“I am the one candidate in this race who does not want to change the deal for existing retirees or existing accrued benefits,” he said. “What I want to do is create a second pension plan, in addition to the existing pension plan, and that should be a defined contribution, 401K-style plan.”
Later, when asked to clarify, Rauner said that pension benefits would not change at all for current retirees. They would keep the 3 percent compounded cost of living raises that were taken away in the pension reform bill. The same would hold true for current workers. They would keep all benefits accrued up to this point in their pension, including, apparently, the yearly 3 percent compounded cost of living raise on that portion of their income in retirement.
But current workers, under Rauner’s plan, would eventually have their pensions frozen and switch over to a 401K-type plan. Rauner did not explain how the pension system would be able to meet its obligations under his plan without newer, younger workers paying into it. Many pension experts and lawmakers have called the compounded COLA the main driver of the state’s $100 billion unfunded liability.
Quinn said that he “in no way,” would support a 401K-type system.
“I believe in having a pension system. My opponent wants to wreck that system, take a sledgehammer to it," he said.
Quinn acknowledged the anger union members have felt over his signing of pension reform that cut their benefits.
“I know you disagree with me on the pension issue. But please, don’t compare me to the Almighty, compare me to the alternative over here,” he said.

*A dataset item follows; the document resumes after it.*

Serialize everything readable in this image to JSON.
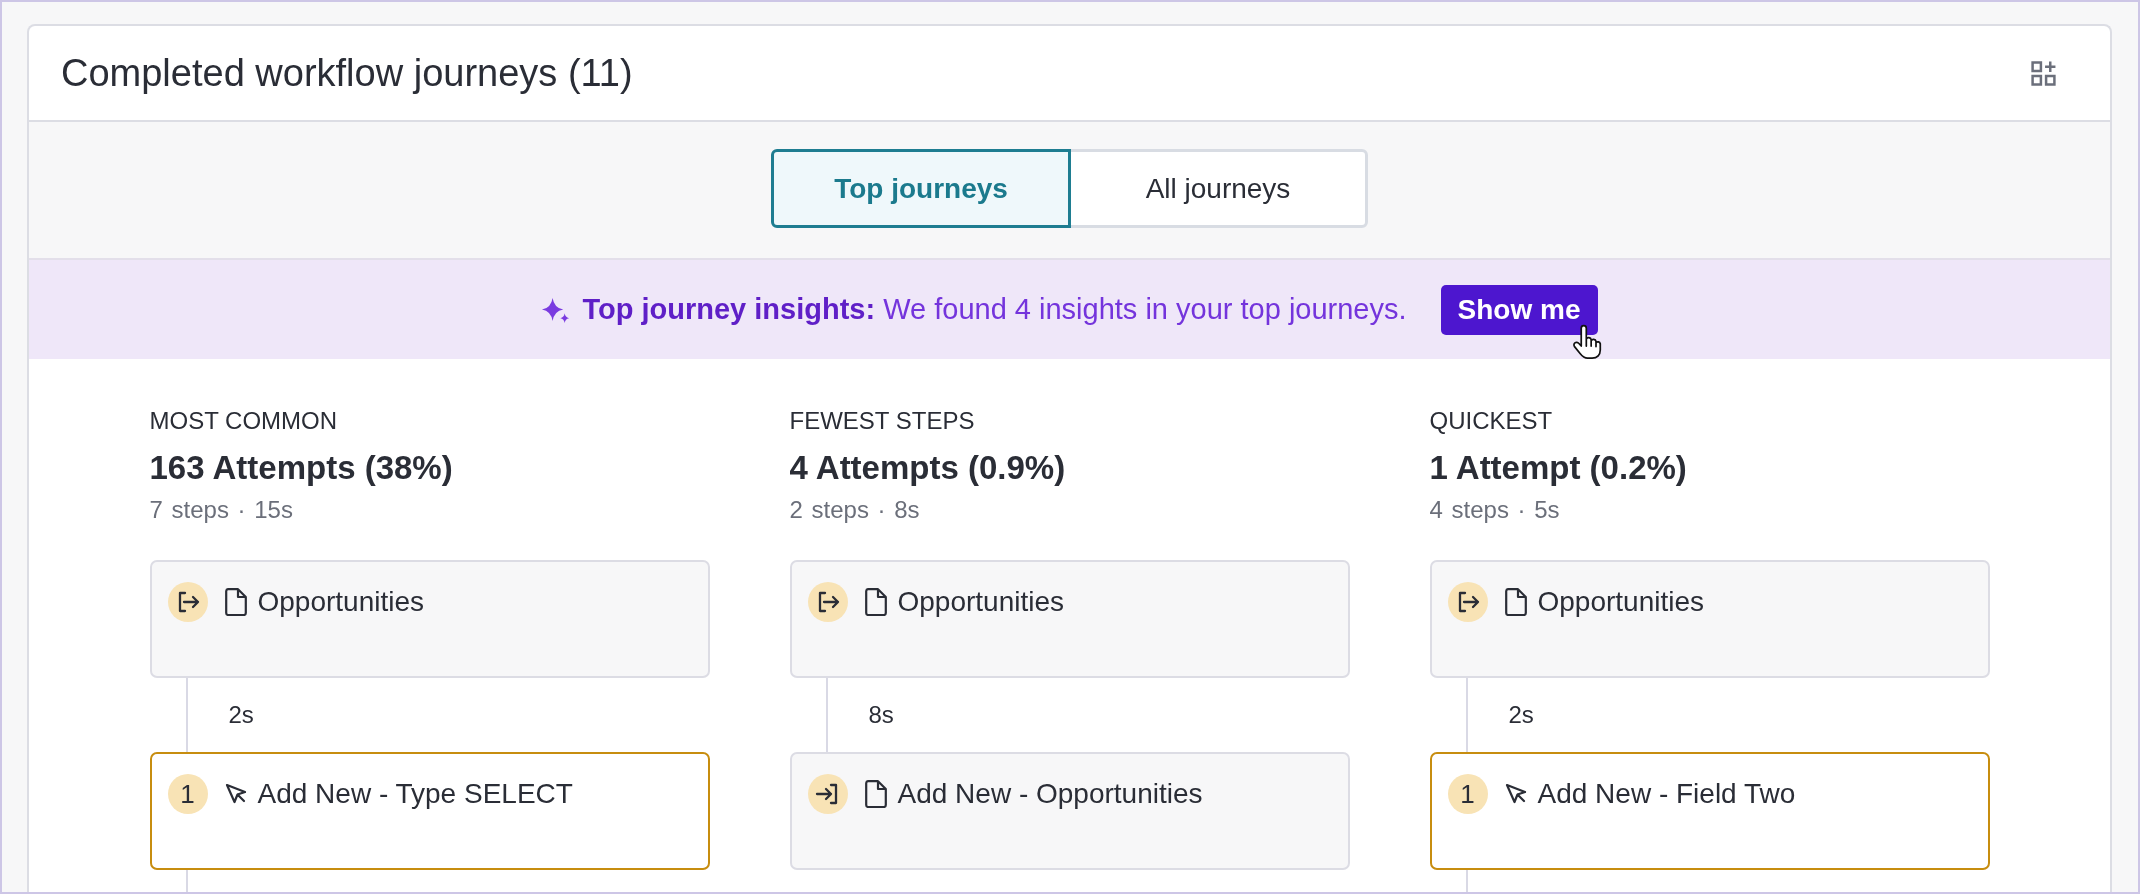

Quinn also compared Rauner to Wisconsin Gov. Scott Walker, saying he wanted to bust unions.
“Limiting collective bargaining is not part of my agenda,” countered Rauner.
Watch the full video from the Illinois Education Association Conference: